Prizes & Awards

Katherine E. Weimer Award for Women in Plasma Physics

Deadline: April 1, 2021

In 2001, the American Physical Society Division of Plasma Physics Executive Committee established the Katherine E. Weimer award to "recognize and encourage outstanding achievement in plasma science research by a woman physicist in the early years of her career."

Dr. Katherine E. Weimer was a pioneering research physicist at the Princeton Plasma Physics Laboratory at Princeton University. She made many important contributions in magnetohydrodynamic equilibrium and stability theory for magnetically confined plasmas. Her obituary, written by John Johnson and John Greene, appeared in September 2001 in Physics Today. A list of her peer-reviewed journal publications may be found at Publications.

The Division of Plasma Physics has historically experienced significantly lower representation of women in its ranks compared to other divisions (7% vs. 11% in 2010). This award will play an important role in recognizing the contribution and potential of women in plasma science and will help to attract and retain women in this field.

Purpose
To recognize and encourage outstanding achievement in plasma science research by a woman physicist in the early years of her career. The award consists of $2,000, a certificate citing the contributions made by the recipient and presented during the award ceremony at the Division of Plasma Physics Annual Meeting banquet, and a registration fee waiver. The recipient will be invited to give a talk at the Division of Plasma Physics annual meeting. The award was presented every three years beginning in 2002 and starting in 2019 will be presented every two years.

Establishment and Support
The Plasma Science community and the APS Division of Plasma Physics established the award through joint sponsorship in 2001. It was named after Dr. Katherine E. Weimer, a pioneering woman physicist at the Princeton Plasma Physics Laboratory.

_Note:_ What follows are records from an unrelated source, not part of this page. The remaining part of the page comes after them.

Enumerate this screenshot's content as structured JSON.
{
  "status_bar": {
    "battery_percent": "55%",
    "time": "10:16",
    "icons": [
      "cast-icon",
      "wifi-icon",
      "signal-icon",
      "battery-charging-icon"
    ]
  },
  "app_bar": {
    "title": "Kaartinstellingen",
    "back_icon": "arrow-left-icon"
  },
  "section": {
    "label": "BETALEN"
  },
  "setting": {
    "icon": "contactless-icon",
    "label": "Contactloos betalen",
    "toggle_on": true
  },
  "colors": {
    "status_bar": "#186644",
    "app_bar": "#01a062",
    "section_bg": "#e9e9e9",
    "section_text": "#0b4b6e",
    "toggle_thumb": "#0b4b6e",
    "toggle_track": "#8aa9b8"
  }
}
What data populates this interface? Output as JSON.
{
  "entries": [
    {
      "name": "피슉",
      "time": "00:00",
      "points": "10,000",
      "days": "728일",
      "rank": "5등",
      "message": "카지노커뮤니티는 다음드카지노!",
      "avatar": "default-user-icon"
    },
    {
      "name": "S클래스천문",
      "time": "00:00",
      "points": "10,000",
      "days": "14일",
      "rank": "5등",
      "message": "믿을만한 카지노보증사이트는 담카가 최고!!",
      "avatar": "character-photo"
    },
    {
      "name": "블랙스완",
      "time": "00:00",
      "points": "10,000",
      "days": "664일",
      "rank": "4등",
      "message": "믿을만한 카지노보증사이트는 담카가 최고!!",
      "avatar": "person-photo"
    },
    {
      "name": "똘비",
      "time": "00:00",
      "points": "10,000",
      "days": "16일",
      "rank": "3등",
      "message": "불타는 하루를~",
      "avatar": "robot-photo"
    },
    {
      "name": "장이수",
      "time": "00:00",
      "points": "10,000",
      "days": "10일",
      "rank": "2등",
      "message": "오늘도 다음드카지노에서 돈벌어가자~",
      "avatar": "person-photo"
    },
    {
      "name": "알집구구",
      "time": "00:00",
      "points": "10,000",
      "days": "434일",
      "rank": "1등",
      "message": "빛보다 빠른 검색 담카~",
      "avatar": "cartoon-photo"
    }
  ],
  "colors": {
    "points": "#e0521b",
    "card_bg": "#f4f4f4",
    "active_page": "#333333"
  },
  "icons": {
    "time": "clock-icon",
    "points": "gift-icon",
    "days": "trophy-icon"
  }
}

Dr. Weimer made many important contributions to research advancements in magnetohydrodynamic equilibrium and stability theory for magnetically confined plasmas.

Rules and Eligibility

This award shall be presented to a woman during the early years of her career for scientific achievements within ten years of receiving her Ph.D. that demonstrate her potential as an outstanding plasma scientist. The award is open to any woman working in plasma science. The nominee's Ph.D. must have been received within the ten-year period prior to the nomination deadline. Nominations are active for a single selection cycle.

The Award endowment was funded with $15,000 from DPP and 15,000 of generous contributions from friends and colleagues of Katherine Weimer, and includes contributions from discretionary funds of fusion/plasma science research laboratories.

There is no provision for online submissions for the Weimer Award. Submissions must be emailed to the Selection Committee Chair. The standard APS Nomination Guidelines describe guidelines, but the submission instructions on the APS page should not be used for the DPP Weimer Award.

How to Nominate a Candidate

To nominate a candidate, email the following to the Award Committee members (listed here).

  • A letter evaluating the nominee's qualifications identifying the specific work to be recognized
  • A biographical sketch and a full curriculum vita
  • A list of the most important publications
  • At least two, but no more than four, seconding letters

2021 Selection Committee

Chair: Amy M Keesee, Univ. of New Hampshire

Past Chair: Paul Keiter, Los Alamos National Laboratory

2019 Recipient: Maria Gatu Johnson, Massachusetts Institute of Technology

“For significant contributions to Inertial fusion sciences and pioneering work in Stellar Nucleosynthesis through nuclear measurements.”


Past Recipients

Nominees for and holders of APS Honors (prizes, awards, and fellowship) and official leadership positions are expected to meet standards of professional conduct and integrity as described in the APS Ethics Guidelines. Violations of these standards may disqualify people from consideration or lead to revocation of honors or removal from office.